The question of how brands continue to remain relevant is one that is central among companies looking to make space for themselves among an ever-shifting consumer base. As companies look to engage the New General Market consumer, Seventh Generation CEO John Replogle said there is one key element uniting companies that are able to endure: Soul.
Replogle shared this insight with attendees at the Drug Store News and Mack Elevation New General Market Summit in April. Replogle also discussed what it means for a brand to have soul, and how the brands that do are able to build loyalty among consumers.
“Soul gets to what the brand is all about. It’s about that purpose — it’s the mission, it’s the heart and fundamentally it’s why you exist,” Replogle said. “The consumer gives you a right to continue to exist.”
A brand with soul is able to marry its mission and its purpose, and appeal to consumers in the process, he said. A 2014 survey from the Futures Company found that 68% of consumers said they’re more likely to buy brands that push for change on issues they care about, and a 2017 Edelman Trust Barometer survey found that 75% of consumers believe brands can take actions to both increase profits and improve the economic and social conditions of the communities in which they operate.

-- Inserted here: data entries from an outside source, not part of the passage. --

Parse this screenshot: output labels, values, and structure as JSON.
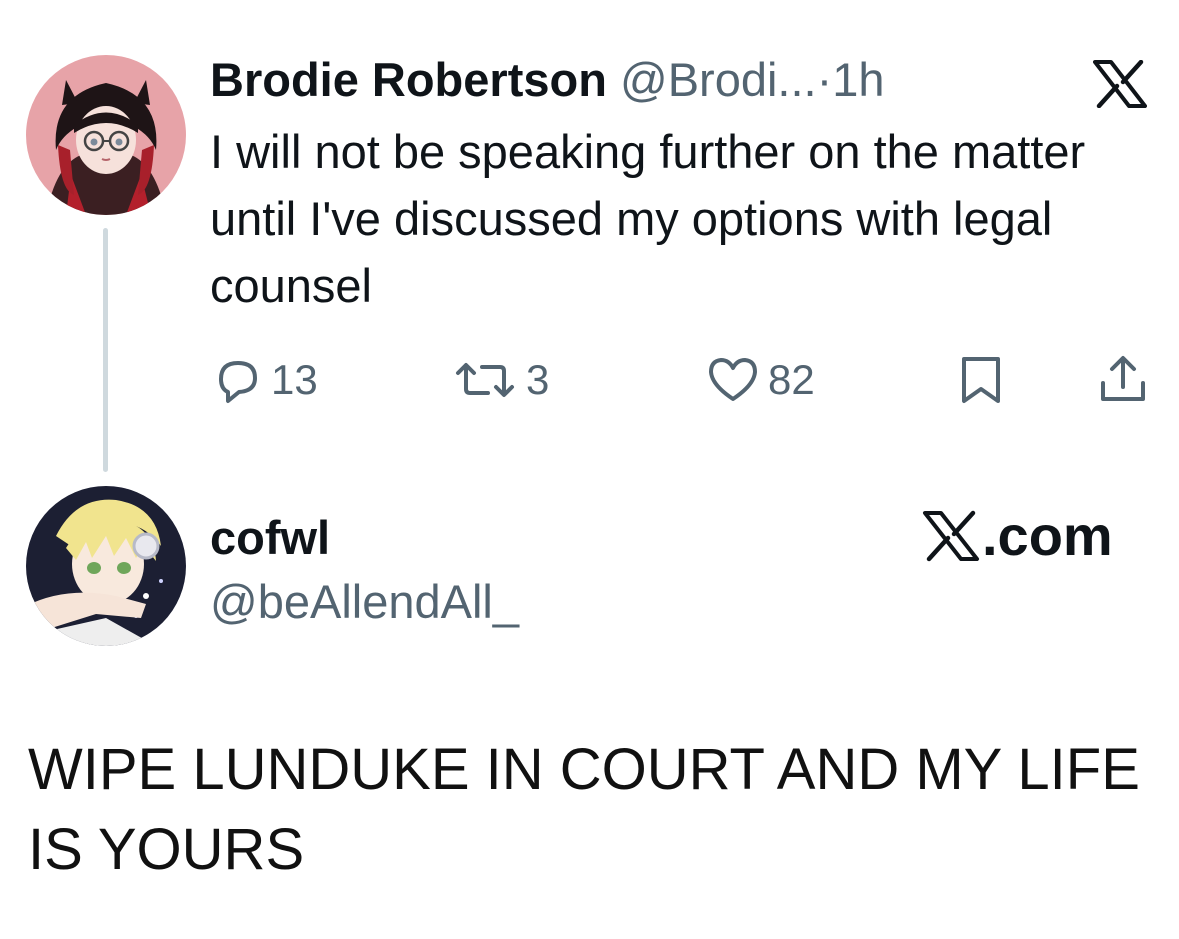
{
  "tweet": {
    "author_name": "Brodie Robertson",
    "author_handle": "@Brodi...",
    "separator": "·",
    "time": "1h",
    "text": "I will not be speaking further on the matter until I've discussed my options with legal counsel",
    "avatar_icon": "anime-girl-avatar",
    "platform_icon": "x-logo-icon",
    "actions": {
      "reply": {
        "icon": "reply-icon",
        "count": "13"
      },
      "retweet": {
        "icon": "retweet-icon",
        "count": "3"
      },
      "like": {
        "icon": "heart-icon",
        "count": "82"
      },
      "bookmark": {
        "icon": "bookmark-icon"
      },
      "share": {
        "icon": "share-icon"
      }
    }
  },
  "reply": {
    "author_name": "cofwl",
    "author_handle": "@beAllendAll_",
    "avatar_icon": "anime-boy-avatar",
    "source": ".com",
    "source_icon": "x-logo-icon"
  },
  "caption": "WIPE LUNDUKE IN COURT AND MY LIFE IS YOURS",
  "colors": {
    "text": "#0f1419",
    "muted": "#536471",
    "thread_line": "#cfd9de",
    "background": "#ffffff"
  }
}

“Fundamentally, identity matters,” Replogle said. “You must be ethically and consumer-oriented, deliver safety and security for consumers, and help them optimize and drive wellness and wellbeing. If your brand captures these core elements, your brand has soul.” Among the brands Replogle highlighted that have found their purposes was Dove, which, like Seventh Generation, is a Unilever company.
Prior to Seventh Generation, Replogle was part of the brand team that helped Dove find its soul and began taking active steps to help improve self-esteem among women with its Real Beauty campaign, he explained. “With the Campaign for Real Beauty, Dove found its soul, and I think as a result Dove will be an enduring brand,” he said. In fact, Dove just overtook Knorr as the largest brand in Unilever’s global portfolio.

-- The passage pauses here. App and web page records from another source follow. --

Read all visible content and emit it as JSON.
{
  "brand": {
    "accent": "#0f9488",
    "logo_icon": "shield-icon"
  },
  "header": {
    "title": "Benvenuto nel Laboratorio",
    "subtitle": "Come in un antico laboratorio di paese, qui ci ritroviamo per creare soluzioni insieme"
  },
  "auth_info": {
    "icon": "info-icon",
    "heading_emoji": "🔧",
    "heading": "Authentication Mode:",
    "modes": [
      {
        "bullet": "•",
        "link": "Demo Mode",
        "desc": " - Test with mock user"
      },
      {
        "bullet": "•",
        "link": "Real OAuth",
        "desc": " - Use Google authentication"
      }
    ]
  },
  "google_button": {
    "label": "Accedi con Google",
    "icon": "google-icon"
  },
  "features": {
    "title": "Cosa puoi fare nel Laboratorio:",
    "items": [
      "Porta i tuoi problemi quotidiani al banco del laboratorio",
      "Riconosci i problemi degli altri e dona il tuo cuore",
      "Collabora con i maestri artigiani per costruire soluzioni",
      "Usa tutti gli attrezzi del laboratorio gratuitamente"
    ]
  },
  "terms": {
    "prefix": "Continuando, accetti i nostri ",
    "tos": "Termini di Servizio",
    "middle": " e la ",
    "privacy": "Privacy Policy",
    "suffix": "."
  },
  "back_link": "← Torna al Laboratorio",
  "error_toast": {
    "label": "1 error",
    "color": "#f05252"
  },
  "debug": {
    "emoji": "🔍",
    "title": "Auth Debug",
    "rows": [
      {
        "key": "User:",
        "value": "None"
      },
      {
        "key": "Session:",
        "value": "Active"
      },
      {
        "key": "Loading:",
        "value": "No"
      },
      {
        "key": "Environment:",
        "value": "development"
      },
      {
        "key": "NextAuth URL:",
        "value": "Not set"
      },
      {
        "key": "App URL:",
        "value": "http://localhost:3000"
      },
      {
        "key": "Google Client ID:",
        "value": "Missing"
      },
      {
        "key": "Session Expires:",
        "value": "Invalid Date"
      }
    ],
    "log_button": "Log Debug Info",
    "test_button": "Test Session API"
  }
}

Companies that begin with a mission have even more potential to endure. Replogle noted that Seventh Generation’s ethos is built on the Great Law of Peace, which was the guiding principle of the Iroquois Confederacy, and is said to encourage all decisions be made through the lens of how they will impact the next seven generations to come.
Inspired by that creed, Seventh Generation works to communicate their mission to its customers through its products and its sustainability efforts. From being ahead of the curve in listing the ingredients on its products to thinking of itself as a benefit corporation that can use business to solve social and environmental problems, Seventh Generation is communicating its brand identity to its customers who are more loyal as a result.

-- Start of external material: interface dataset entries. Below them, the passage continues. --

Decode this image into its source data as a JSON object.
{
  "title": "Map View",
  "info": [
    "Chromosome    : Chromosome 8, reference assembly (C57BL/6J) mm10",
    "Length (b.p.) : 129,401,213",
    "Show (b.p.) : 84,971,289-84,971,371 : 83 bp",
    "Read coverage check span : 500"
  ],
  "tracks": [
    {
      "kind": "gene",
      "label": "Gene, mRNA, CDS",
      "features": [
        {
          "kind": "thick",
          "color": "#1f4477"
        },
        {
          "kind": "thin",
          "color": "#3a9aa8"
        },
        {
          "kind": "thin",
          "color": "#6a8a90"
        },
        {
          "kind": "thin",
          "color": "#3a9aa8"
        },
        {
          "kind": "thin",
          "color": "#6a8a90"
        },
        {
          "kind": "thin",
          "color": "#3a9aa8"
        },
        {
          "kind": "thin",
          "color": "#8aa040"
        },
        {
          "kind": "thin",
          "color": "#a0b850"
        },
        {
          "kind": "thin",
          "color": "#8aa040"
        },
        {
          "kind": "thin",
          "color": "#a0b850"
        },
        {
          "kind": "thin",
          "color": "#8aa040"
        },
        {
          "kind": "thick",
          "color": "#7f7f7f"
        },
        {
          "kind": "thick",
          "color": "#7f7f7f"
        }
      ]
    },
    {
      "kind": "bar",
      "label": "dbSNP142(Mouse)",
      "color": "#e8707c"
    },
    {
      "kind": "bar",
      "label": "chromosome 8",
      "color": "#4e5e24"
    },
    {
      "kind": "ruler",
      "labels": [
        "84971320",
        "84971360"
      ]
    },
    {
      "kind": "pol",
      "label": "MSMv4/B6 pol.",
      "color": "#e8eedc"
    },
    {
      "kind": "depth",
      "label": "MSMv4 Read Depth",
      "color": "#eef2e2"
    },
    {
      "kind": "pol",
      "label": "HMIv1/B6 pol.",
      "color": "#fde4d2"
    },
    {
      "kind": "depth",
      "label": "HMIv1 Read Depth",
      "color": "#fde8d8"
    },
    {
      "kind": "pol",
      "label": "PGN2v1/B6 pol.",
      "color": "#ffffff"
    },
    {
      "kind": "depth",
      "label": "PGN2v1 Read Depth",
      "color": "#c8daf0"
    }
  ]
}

Given Replogle’s history of building two purpose-driven brands over the last decade, including Burt’s Bee’s, he has shown that consumers will reach for products with a purpose, that it is possible to charge a premium in the marketplace, and that this business model is one of accelerated growth. In conclusion, Replogle said. “Ultimately, build that brand with soul, align with consumer interests, lead the way and they will come to you and allow you to be part of their lives and pay for that privilege,” he said.
(Click here to view the full Special Report: New General Market Summit 2017.)